You’ll need to hire an external pentester, but who should you hire?
You need someone who gets their hands dirty in the pentest – because this is very much a manual process. The pentester should be a real person, who is going to try to crack into your system. They will think creatively, search for clues as to how to sneak in through a back door or side door, or even walk right through the front door of your IT infrastructure or product.
A pentester is curious. They like solving puzzles and problems. And they are innovative, too. If something doesn’t work to hack into your system, they will tweak what they are doing until they either break in or discover that you’re safer than Fort Knox. If there is a weakness to be exploited, they’ll do their best to find it within the agreed timeframe.
Understand That You Get What You Pay For
Pentesting is an exceptionally challenging role. There are good pentesters, and there are not-so-good pentesters. What you are paying for is their experience so be careful of companies that pass your test onto less experienced staff. Remember a good penetration tester not only knows how to manually find your issues but communicates the issues and remediation requirements because if you don’t know understand the problem how can you fix it…….. you really do get what you pay for.
But, of course, it’s not only cost that you need to assess when testing pentesters. Ask about how they conduct pentests, what credentials they possess, and examine their client testimonials or their example reports. Ask if they have collaborated with companies like yours.
Prepare for Your Pentest
Okay, you’ve hired a pentester. What now?
It’s important to prepare for your pentest. You’ll need to know exactly what you wish to achieve, and what regulatory and compliance requirements you must follow. A good pentester will talk through these sorts of issues with you, and help to ensure you’re ready for what comes next.
You’ll need to schedule your test, coordinate with the pentester, and let your employees know that a pentest will be conducted.
Know What to Expect During the Pentest
Even though pentesting is a manual process, you can expect a lot of automated scans, as the pentester begins to search for ways into your system. So, work with your pentester to perform these when they will least affect your business.
You should ensure that your IT department is readily available to the pentester. Because of how the test works, any issues that arise will need to be resolved quickly. It’s important to let your pentester know if what they are doing is impacting your business in any way.
Act on the Pentest Report
When the pentesting is complete, you’ll receive a report that details the findings of the pentest. Solutions to discovered issues will be included in the report, and it will also describe what was tested, how it was tested, and the limitations of testing.
From this report, you should develop an improvement (remediation) plan, which may include reconfiguring your software, installing patches, and updating code. You will need to close access points that you didn’t know were there.
Once you have completed all remediation work, you should be retested, to ensure the actions you have taken are successful.
How Do You Choose a Pentester?
The process for selecting pentesters can be long and difficult.
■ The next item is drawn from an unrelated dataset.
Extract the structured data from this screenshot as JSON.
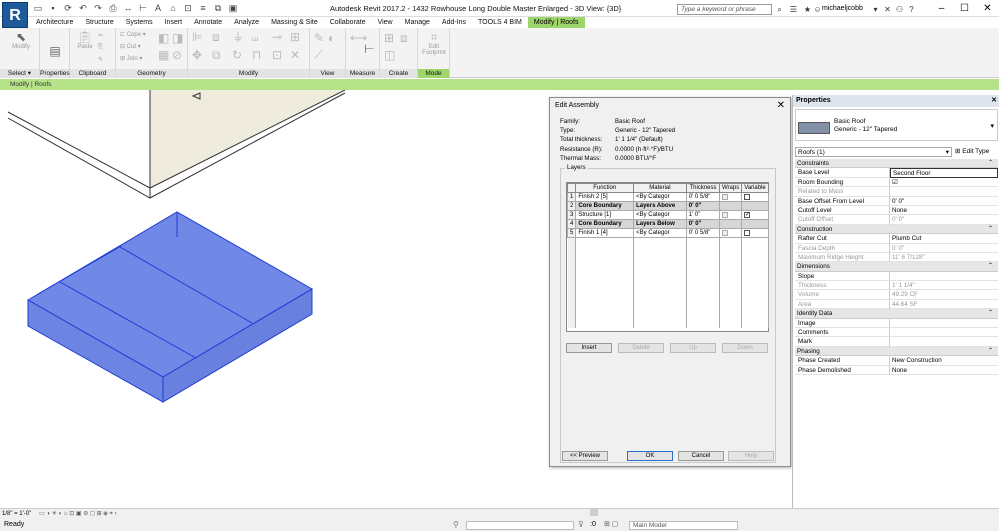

You must make sure that you take your time to find the right pentesters for the job. To help you through this process, here are three crucial guidelines to follow:
- Pentesters come in all shapes and sizes — so when selecting a pentester, it is important to know exactly what type of qualifications they have or what type of work they have done in the past to find the best qualified person for your needs.
- The pentester should have an extensive understanding of penetration testing. This includes being intimately familiar with offensive security concepts, network vulnerabilities, system vulnerabilities, exploit mitigation defense techniques and application security standards.
- The pentester should help you prepare, talk you through the pentest, and work to your schedule.